— Exercise prompt —
Report how many lines in the records hold the string "video"; give the number and nothing else.

— Stored data —

[Start of section]

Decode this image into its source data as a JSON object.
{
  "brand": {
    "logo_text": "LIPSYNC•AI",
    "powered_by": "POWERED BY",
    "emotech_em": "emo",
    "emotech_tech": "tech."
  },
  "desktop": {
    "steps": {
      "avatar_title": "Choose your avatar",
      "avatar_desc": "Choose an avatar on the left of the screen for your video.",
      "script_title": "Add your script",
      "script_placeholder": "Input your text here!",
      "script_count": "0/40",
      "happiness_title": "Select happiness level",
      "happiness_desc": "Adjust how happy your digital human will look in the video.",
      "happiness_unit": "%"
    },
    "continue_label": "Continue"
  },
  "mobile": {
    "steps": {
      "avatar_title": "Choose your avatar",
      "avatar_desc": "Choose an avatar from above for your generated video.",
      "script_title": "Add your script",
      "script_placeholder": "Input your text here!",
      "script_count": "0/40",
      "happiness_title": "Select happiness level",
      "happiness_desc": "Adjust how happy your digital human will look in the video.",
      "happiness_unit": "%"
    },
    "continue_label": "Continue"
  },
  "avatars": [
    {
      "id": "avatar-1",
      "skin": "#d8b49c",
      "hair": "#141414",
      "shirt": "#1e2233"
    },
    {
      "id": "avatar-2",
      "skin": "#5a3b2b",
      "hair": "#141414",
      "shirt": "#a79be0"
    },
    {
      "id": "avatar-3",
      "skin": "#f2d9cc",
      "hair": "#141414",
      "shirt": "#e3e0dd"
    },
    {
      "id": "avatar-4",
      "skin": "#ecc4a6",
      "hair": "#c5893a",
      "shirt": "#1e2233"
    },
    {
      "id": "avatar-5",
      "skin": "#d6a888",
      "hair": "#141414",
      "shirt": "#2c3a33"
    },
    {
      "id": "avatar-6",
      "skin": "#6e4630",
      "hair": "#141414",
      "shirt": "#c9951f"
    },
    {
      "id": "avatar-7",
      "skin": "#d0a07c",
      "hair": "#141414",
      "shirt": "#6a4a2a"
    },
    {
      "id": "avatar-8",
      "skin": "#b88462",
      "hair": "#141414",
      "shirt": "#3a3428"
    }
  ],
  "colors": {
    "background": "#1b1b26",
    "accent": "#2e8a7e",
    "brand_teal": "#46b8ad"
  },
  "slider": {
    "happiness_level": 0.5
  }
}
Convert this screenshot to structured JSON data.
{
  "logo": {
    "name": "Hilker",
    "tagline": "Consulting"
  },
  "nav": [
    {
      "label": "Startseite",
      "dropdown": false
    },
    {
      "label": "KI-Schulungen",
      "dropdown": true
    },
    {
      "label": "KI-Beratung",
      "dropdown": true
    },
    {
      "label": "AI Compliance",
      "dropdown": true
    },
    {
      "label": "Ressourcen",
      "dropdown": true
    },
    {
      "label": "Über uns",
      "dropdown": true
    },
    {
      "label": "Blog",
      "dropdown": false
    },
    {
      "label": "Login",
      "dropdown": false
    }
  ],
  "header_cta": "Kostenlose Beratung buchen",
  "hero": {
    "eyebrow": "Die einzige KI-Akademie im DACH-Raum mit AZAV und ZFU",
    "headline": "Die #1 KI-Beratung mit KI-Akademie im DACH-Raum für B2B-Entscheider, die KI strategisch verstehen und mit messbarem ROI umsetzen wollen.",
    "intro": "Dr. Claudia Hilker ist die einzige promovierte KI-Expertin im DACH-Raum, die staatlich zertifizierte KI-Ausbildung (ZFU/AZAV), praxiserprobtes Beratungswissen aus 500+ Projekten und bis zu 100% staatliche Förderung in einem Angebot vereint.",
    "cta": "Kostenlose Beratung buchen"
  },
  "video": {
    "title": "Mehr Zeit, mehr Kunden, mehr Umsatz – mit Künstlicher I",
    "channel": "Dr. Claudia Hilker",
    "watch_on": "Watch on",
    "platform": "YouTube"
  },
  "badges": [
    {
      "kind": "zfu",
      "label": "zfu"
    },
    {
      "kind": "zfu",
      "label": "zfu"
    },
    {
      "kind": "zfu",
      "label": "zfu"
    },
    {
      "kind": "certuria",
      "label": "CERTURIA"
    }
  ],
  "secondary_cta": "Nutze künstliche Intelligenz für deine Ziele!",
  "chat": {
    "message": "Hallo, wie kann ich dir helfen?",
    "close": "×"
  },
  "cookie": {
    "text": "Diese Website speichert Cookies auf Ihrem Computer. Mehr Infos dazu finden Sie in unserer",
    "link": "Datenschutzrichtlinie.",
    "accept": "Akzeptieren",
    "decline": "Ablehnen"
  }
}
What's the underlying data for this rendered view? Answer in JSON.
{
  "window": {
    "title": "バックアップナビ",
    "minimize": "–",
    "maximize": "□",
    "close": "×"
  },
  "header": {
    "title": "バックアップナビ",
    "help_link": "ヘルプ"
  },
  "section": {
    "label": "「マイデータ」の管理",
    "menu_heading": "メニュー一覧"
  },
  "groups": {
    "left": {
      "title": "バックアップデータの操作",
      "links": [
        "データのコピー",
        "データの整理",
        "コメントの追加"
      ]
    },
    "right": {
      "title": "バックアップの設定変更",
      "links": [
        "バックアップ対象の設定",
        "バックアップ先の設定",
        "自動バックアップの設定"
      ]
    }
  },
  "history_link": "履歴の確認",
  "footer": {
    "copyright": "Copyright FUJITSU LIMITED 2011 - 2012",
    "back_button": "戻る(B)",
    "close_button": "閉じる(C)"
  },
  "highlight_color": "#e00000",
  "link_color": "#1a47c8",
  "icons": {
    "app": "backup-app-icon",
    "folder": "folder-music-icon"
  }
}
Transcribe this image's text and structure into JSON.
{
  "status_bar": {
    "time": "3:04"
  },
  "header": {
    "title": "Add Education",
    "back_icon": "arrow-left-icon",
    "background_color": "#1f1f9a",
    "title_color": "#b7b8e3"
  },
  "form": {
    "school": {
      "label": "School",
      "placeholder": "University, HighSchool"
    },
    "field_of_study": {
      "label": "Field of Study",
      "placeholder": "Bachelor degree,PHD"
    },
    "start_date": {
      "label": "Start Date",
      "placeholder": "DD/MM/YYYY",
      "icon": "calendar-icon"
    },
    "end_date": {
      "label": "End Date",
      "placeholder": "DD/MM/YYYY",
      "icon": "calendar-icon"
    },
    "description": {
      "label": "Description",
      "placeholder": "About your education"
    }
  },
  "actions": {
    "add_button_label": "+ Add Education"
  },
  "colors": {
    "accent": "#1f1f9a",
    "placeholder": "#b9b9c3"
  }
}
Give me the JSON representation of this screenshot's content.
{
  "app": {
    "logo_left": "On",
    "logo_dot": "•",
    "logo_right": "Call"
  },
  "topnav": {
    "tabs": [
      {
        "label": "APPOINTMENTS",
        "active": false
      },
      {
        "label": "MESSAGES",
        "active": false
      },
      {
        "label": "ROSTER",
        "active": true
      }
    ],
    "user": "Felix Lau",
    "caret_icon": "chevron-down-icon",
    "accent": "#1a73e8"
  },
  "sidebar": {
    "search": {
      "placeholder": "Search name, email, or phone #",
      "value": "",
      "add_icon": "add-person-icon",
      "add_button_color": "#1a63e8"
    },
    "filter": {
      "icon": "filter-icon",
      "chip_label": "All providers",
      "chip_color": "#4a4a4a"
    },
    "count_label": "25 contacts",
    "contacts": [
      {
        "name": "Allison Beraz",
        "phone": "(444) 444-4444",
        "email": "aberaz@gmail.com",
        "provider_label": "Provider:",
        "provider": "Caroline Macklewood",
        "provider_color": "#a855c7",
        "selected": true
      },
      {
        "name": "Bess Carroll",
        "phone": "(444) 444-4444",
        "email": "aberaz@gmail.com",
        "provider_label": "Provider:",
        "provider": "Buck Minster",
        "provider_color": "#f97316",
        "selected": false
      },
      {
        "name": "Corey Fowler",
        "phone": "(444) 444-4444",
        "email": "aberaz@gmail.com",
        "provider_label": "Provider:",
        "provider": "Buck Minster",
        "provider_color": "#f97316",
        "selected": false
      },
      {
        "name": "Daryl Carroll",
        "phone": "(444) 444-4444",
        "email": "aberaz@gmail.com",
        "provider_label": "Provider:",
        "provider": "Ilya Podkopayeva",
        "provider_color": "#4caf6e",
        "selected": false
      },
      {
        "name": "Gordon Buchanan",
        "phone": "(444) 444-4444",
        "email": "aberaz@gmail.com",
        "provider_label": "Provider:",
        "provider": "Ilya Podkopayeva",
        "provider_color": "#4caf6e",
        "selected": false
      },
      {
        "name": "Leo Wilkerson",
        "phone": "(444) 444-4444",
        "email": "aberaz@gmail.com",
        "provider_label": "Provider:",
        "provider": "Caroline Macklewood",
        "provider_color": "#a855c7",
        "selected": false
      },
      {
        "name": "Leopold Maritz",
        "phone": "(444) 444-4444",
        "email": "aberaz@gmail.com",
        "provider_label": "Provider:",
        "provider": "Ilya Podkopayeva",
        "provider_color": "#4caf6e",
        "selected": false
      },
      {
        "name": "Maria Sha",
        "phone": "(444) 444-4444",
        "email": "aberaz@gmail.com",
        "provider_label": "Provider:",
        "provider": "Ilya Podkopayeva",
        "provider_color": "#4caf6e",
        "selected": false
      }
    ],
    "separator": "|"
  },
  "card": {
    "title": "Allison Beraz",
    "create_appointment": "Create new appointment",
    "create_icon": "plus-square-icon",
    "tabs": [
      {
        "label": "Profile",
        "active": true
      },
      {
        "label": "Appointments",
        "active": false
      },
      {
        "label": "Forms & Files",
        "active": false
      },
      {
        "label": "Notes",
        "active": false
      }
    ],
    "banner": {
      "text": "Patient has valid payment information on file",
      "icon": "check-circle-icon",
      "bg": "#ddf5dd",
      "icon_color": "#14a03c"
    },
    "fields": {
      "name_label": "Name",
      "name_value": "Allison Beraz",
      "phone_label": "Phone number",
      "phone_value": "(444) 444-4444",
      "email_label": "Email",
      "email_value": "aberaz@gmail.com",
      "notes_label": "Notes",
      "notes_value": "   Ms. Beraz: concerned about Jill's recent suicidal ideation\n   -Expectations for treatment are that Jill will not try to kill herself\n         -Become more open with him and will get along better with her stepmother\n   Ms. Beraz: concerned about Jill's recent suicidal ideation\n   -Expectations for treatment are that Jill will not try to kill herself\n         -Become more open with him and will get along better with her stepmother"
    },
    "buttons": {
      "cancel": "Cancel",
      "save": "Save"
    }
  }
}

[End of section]

— Task answer —
5